My roll off roof observatory is in suburban Salisbury; near Adelaide. I have a 10″ GSO RCA scope on a EQ8 mount permanently bolted to a pier. I have resisted getting a bigger telescope for my location as I doubt that it will improve the results plus many of the stars like TU Musca that I am working on are relatively bright and a larger scope may cause more issues with shutter effects from short exposures.
Why did you join the campaign?
I joined the campaign initially to check I actually had the skills and equipment to produce usable data – and I did. From there, I got a buzz getting involved in real research that is producing peer reviewed papers.
What are your experiences so far in terms of participation in the campaign ?
It has been great collaborating with people from around the world on this project, helping them and getting help from them.
What are your thoughts on working with the AAVSO and with pro-am collaborations?

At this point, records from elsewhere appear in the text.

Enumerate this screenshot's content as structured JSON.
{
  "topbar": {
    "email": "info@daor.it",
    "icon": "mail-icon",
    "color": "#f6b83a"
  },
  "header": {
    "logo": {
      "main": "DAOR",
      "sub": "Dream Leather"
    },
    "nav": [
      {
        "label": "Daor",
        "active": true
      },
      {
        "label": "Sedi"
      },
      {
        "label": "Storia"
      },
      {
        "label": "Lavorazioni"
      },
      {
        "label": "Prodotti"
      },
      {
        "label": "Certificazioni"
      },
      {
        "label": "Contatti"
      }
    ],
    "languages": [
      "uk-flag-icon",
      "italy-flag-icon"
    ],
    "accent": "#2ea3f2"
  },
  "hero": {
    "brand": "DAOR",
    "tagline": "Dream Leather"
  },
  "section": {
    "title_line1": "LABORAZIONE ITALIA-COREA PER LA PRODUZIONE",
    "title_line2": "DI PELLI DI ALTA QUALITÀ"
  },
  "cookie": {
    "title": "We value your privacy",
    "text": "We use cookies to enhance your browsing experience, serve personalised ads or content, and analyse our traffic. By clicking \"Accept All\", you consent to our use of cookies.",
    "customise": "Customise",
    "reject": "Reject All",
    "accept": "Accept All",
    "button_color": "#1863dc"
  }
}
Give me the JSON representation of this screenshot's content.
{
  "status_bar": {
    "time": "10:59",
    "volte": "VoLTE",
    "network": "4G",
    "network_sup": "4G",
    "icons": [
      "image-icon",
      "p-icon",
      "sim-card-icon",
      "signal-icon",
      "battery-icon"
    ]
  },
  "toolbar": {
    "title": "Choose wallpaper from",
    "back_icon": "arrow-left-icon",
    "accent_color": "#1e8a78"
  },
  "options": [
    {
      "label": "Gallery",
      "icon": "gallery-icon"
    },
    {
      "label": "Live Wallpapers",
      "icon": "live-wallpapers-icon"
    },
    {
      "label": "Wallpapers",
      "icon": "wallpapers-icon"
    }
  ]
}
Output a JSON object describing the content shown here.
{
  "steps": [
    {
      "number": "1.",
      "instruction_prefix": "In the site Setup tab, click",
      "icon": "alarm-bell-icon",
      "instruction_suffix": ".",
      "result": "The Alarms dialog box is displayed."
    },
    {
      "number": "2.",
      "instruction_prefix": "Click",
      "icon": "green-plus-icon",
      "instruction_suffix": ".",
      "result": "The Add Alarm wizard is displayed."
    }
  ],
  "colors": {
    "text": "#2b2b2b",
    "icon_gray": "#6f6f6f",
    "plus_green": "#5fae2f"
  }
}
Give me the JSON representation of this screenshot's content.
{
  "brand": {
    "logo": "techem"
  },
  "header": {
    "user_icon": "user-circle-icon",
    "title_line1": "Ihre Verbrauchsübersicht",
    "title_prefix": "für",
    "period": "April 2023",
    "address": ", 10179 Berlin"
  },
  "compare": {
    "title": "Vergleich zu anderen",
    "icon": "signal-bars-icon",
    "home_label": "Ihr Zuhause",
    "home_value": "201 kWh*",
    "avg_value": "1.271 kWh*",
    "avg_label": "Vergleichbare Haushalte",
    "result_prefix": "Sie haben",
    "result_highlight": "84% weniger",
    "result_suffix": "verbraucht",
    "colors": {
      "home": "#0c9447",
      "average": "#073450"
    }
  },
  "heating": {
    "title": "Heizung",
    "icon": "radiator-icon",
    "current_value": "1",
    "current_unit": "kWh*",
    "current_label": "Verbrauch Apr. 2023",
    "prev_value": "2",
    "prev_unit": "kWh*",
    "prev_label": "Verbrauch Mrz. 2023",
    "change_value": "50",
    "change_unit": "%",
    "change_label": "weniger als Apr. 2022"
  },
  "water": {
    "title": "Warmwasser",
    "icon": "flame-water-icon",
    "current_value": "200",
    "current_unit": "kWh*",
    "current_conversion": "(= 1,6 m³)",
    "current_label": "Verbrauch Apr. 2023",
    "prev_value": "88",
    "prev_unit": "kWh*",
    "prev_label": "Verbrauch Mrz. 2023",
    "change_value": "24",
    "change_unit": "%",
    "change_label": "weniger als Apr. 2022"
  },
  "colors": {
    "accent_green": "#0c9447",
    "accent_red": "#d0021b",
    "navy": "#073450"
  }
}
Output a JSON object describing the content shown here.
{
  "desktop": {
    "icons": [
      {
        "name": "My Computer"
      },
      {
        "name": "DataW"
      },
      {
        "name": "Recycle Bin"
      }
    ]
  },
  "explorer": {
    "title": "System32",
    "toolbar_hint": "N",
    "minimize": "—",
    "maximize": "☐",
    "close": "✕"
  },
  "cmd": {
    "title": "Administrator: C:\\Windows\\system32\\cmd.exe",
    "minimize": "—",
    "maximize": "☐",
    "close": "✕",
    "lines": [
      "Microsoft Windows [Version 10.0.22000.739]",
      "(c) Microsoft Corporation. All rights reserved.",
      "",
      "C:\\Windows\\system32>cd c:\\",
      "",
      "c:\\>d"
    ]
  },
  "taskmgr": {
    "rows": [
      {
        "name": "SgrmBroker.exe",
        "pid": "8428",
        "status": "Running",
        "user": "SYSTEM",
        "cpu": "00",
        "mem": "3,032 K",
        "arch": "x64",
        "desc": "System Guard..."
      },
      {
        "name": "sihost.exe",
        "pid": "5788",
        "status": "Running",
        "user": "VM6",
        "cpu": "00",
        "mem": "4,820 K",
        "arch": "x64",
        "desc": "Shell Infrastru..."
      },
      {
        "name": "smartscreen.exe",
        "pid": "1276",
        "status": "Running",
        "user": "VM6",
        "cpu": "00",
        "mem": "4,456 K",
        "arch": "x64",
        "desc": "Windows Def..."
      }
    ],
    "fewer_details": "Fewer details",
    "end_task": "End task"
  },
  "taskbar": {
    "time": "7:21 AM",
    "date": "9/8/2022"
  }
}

Citizen science allows us amateurs who have the time and equipment to work with professionals who have the expertise to do research that alone would never be done. The worldwide collaboration also ensures amateurs scattered all over the planet, remote from co-workers, get assistance and advice that can only lead to better science. A good example is an observer from New Zealand contacted me after he saw I was involved in the Proxima Centauri project. This was his first attempt at this work and he wanted us to overlap on some nights so we could compare our results. When he added his data to the AAVSO database, I could see the data (and our data was comparable) but neither Light Curve Generator nor VStar could see the data to analyse it. I contacted David Benn, the designer of VStar and a friend from SA, to sort out the issue and he worked with Sara Beck from AAVSO and others to get the data into the appropriate form, all in a couple of days. The willingness of people around the world to work on sorting out an issue being experienced by an amateur in New Zealand was heart-warming and makes these pro-am collaborations worthwhile.